--- Records supplied Enclosed Below ---

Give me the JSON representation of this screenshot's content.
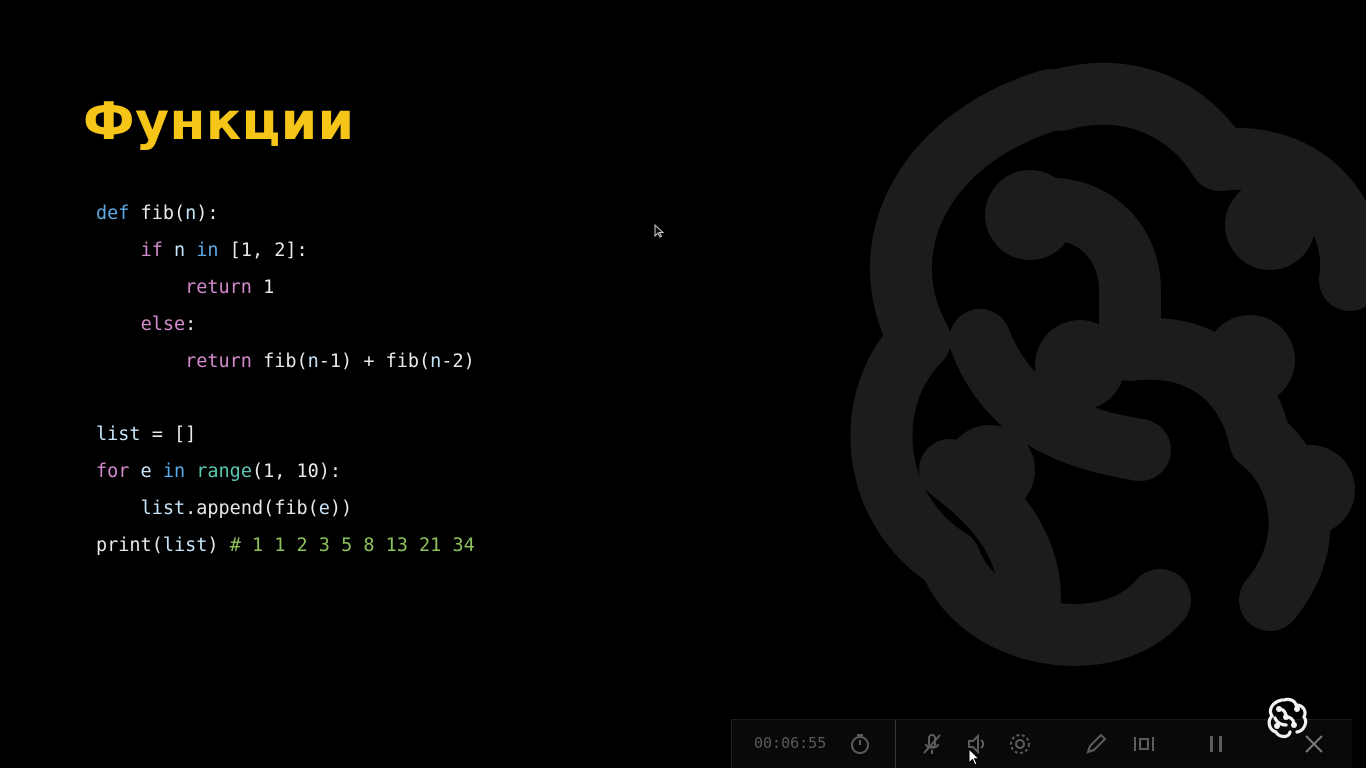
{
  "slide": {
    "title": "Функции"
  },
  "code": {
    "lines": [
      {
        "indent": "",
        "tokens": [
          {
            "t": "def",
            "c": "kw"
          },
          {
            "t": " fib(",
            "c": "fn"
          },
          {
            "t": "n",
            "c": "var"
          },
          {
            "t": "):",
            "c": "fn"
          }
        ]
      },
      {
        "indent": "    ",
        "tokens": [
          {
            "t": "if",
            "c": "ctl"
          },
          {
            "t": " n ",
            "c": "var"
          },
          {
            "t": "in",
            "c": "kw"
          },
          {
            "t": " [1, 2]:",
            "c": "num"
          }
        ]
      },
      {
        "indent": "        ",
        "tokens": [
          {
            "t": "return",
            "c": "ctl"
          },
          {
            "t": " 1",
            "c": "num"
          }
        ]
      },
      {
        "indent": "    ",
        "tokens": [
          {
            "t": "else",
            "c": "ctl"
          },
          {
            "t": ":",
            "c": "fn"
          }
        ]
      },
      {
        "indent": "        ",
        "tokens": [
          {
            "t": "return",
            "c": "ctl"
          },
          {
            "t": " fib(",
            "c": "fn"
          },
          {
            "t": "n",
            "c": "var"
          },
          {
            "t": "-1) + fib(",
            "c": "fn"
          },
          {
            "t": "n",
            "c": "var"
          },
          {
            "t": "-2)",
            "c": "fn"
          }
        ]
      },
      {
        "indent": "",
        "tokens": []
      },
      {
        "indent": "",
        "tokens": [
          {
            "t": "list",
            "c": "var"
          },
          {
            "t": " = []",
            "c": "fn"
          }
        ]
      },
      {
        "indent": "",
        "tokens": [
          {
            "t": "for",
            "c": "ctl"
          },
          {
            "t": " e ",
            "c": "var"
          },
          {
            "t": "in",
            "c": "kw"
          },
          {
            "t": " ",
            "c": "fn"
          },
          {
            "t": "range",
            "c": "bi"
          },
          {
            "t": "(1, 10):",
            "c": "num"
          }
        ]
      },
      {
        "indent": "    ",
        "tokens": [
          {
            "t": "list",
            "c": "var"
          },
          {
            "t": ".append(fib(",
            "c": "fn"
          },
          {
            "t": "e",
            "c": "var"
          },
          {
            "t": "))",
            "c": "fn"
          }
        ]
      },
      {
        "indent": "",
        "tokens": [
          {
            "t": "print",
            "c": "fn"
          },
          {
            "t": "(",
            "c": "fn"
          },
          {
            "t": "list",
            "c": "var"
          },
          {
            "t": ") ",
            "c": "fn"
          },
          {
            "t": "# 1 1 2 3 5 8 13 21 34",
            "c": "cm"
          }
        ]
      }
    ]
  },
  "toolbar": {
    "time": "00:06:55",
    "buttons": [
      {
        "name": "timer-icon"
      },
      {
        "name": "mic-muted-icon"
      },
      {
        "name": "volume-icon"
      },
      {
        "name": "settings-icon"
      },
      {
        "name": "pen-icon"
      },
      {
        "name": "screen-share-icon"
      },
      {
        "name": "pause-icon"
      },
      {
        "name": "close-icon"
      }
    ]
  },
  "colors": {
    "title": "#f5c518",
    "background": "#000000",
    "keyword": "#5aa8e4",
    "control": "#d38acb",
    "variable": "#c6e4f8",
    "builtin": "#5bc7b3",
    "comment": "#8cc15c"
  }
}
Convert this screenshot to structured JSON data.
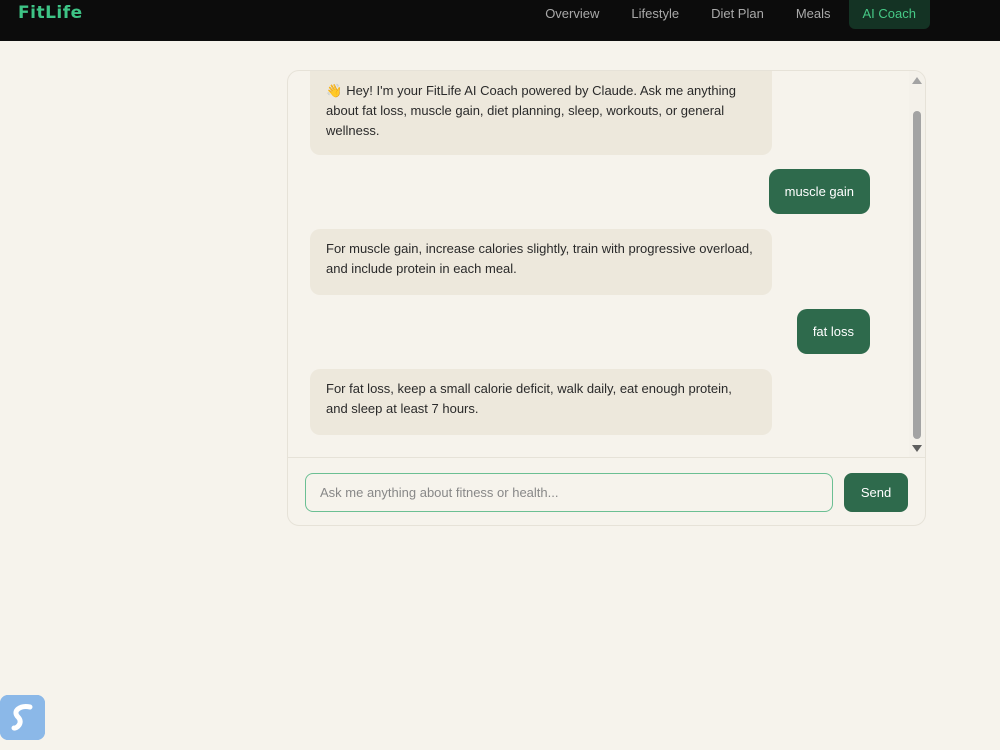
{
  "app": {
    "brand": "FitLife"
  },
  "nav": {
    "items": [
      {
        "label": "Overview"
      },
      {
        "label": "Lifestyle"
      },
      {
        "label": "Diet Plan"
      },
      {
        "label": "Meals"
      },
      {
        "label": "AI Coach",
        "active": true
      }
    ]
  },
  "chat": {
    "messages": [
      {
        "role": "bot",
        "icon": "wave-hand-icon",
        "emoji": "👋",
        "text": "Hey! I'm your FitLife AI Coach powered by Claude. Ask me anything about fat loss, muscle gain, diet planning, sleep, workouts, or general wellness."
      },
      {
        "role": "user",
        "text": "muscle gain"
      },
      {
        "role": "bot",
        "text": "For muscle gain, increase calories slightly, train with progressive overload, and include protein in each meal."
      },
      {
        "role": "user",
        "text": "fat loss"
      },
      {
        "role": "bot",
        "text": "For fat loss, keep a small calorie deficit, walk daily, eat enough protein, and sleep at least 7 hours."
      }
    ],
    "input": {
      "value": "",
      "placeholder": "Ask me anything about fitness or health..."
    },
    "send_label": "Send"
  },
  "colors": {
    "accent": "#2e6a4c",
    "brand_green": "#3ec486",
    "background": "#f6f3ec",
    "bot_bubble": "#ede8dc",
    "nav_bg": "#0c0c0c"
  },
  "widget": {
    "icon": "app-widget-icon"
  }
}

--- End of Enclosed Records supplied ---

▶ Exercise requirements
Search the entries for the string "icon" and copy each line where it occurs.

▶ Answer to this task
        "name": "timer-icon"
        "name": "mic-muted-icon"
        "name": "volume-icon"
        "name": "settings-icon"
        "name": "pen-icon"
        "name": "screen-share-icon"
        "name": "pause-icon"
        "name": "close-icon"
        "icon": "wave-hand-icon",
    "icon": "app-widget-icon"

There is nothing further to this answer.